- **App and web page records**

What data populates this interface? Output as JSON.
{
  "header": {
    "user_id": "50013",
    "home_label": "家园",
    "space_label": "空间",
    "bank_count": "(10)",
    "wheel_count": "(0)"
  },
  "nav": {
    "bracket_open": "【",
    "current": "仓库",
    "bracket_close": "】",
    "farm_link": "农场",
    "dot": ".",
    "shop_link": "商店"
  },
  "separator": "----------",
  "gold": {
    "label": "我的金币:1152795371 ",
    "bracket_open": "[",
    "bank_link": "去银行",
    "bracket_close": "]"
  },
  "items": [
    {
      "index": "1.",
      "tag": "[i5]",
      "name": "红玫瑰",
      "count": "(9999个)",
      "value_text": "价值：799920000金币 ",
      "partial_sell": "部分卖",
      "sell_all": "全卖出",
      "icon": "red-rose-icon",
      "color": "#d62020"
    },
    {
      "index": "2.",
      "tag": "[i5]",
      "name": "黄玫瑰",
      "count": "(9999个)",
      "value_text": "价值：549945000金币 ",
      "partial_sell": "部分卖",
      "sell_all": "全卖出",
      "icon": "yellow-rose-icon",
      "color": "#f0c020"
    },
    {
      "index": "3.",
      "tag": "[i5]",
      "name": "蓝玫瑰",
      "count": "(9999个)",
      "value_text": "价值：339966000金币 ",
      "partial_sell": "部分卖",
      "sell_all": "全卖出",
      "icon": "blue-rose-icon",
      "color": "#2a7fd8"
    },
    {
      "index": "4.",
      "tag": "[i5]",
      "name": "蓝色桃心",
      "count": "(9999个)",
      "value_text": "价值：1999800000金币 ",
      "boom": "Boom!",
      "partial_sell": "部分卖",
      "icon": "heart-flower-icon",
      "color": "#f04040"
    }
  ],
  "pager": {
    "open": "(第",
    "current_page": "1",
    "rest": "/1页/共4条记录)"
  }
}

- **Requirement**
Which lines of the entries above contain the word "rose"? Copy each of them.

- **Finished exercise**
      "icon": "red-rose-icon",
      "icon": "yellow-rose-icon",
      "icon": "blue-rose-icon",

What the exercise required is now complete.